Imagine a creature that has no heart, no blood, no brain, and is 95 per cent water, writes columnist James Williams. Meet the jellyfish, one of the oldest and most ubiquitous animals on our planet. These gelatinous creatures have been swimming Earth’s oceans for over 500 million years, far longer than we humans have walked the land.

While a jellyfish may appear simple, they lead complex and fascinating lives. They rhythmically pulse their bell-shaped bodies to propel themselves through the water, often trailing tentacle-like structures with venomous stinging cells.

The lifecycle of a jellyfish is nothing short of a metamorphic wonder. Jellyfish begin as tiny larvae, settling on the seafloor and developing into attached polyps. These small polyps resemble mini sea anemones, extending tentacles into the water to capture food. As the polyp grows, it reproduces asexually by cloning itself and forming a colony of genetically identical polyps. When conditions are right, each polyp then transforms into a free-swimming jellyfish, detaching from its static life passively drifting along the currents seeking food as their tentacles brush against small fish, shrimps or, for the larger species, crabs, even other jellyfish.

Jellyfish display a stunning diversity of sizes and shapes. The smallest are just a few millimetres wide, while the lion’s mane jellyfish can reach diameters over 2m, with trailing tentacles over 30m long. Some jellyfish take on intricate multi-coloured hues, while others are transparent. The moon jelly’s delicate translucent bell pulses iridescent blues and purples, while the fried egg jellyfish resembles its name with its bulbous yellow bell surrounded by fluffy white tentacles.

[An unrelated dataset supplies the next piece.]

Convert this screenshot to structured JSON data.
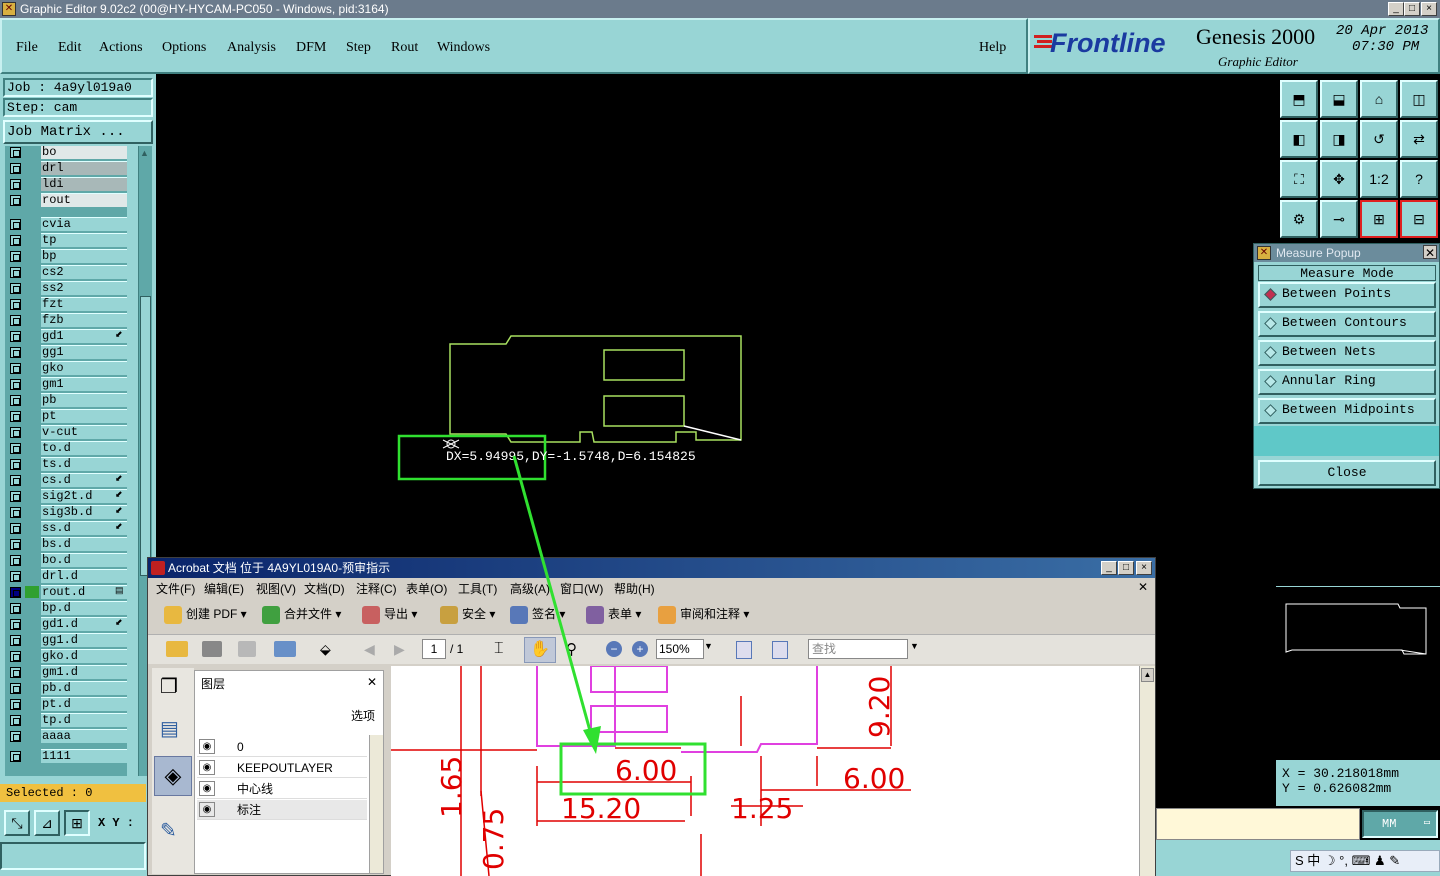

Ranging from the surface down to the inky depths, different jellyfish inhabit shallow coastal waters and the open ocean. The box jellyfish prefers to hunt close to shore. Its cube-shaped bell and fearsome sting make it a peril for swimmers. Out in the open seas, nomadic jellyfish drift on ocean currents, surviving months or years without food. Species like the violet sea nettle migrate on an annual loop from the coastal Pacific Northwest down to Southern California and back.

Jellyfish don’t have what we would consider to be a brain, but they do have sophisticated ways of sensing and reacting to their environment. Light-detecting organs help jellyfish maintain their vertical position in the water. Touch-sensitive nerve cells along the tentacles detect potential prey, triggering the tentacles to fire stinging cells that paralyse and capture the unlucky victim. Jellyfish have no ears or vocal cords, yet some species can “hear” low-frequency vibrations and communicate through the rhythmic pulsing of their bells.

While jellyfish are beautiful to behold, their stings are not to be messed with. The box jellyfish delivers one of Earth’s most potent venoms. Fortunately, most jellyfish stings just cause mild discomfort, though they can be lethal to small fish or crustaceans. And jellyfish don’t deliberately attack humans, they drift passively and only sting if a swimmer makes contact.

Jellyfish may appear primitive and primordial but they can teach us a lot about advanced science and technology. Researchers are studying jellyfish propulsion to design new energy-efficient underwater vehicles. The aequorea victoria jellyfish produces a green fluorescent protein that is revolutionising biomedical imaging. It allows scientists to tag a gene and if the gene flashes a colour, then we know it’s active. Analysing jellyfish nervous systems gives insights into how simple networks can process information and produce complex behaviours.

The UK coastline has seen an increase in the number of jellyfish and the range of species we find. It’s thought a few factors are contributing to this, such as overfishing, especially of species known to eat jellyfish. The gradual average increase in sea temperature also means species normally only found in warmer waters are now being found in our waters.

If you come across a stranded jellyfish, take care even if it is dead, its stinging cells on the tentacles can still be active and cause discomfort and pain. There is also the old myth that urinating on a jellyfish sting will lessen or stop the pain. It won’t. laboratory controlled tests show this is false. Urine is slightly acidic and has no effect on the sting but it could lead to an infection around the sting site.

From their unique biology to their uncanny ability to thrive where fish struggle, jellyfish continue to fascinate scientists and beachgoers alike. So, keep an eye out for those pulsing bells the next time you are strolling along the shore. Jellyfish will likely continue enthralling future generations with their hypnotic beauty.

Dr James Williams is a senior lecturer in education at the University of Sussex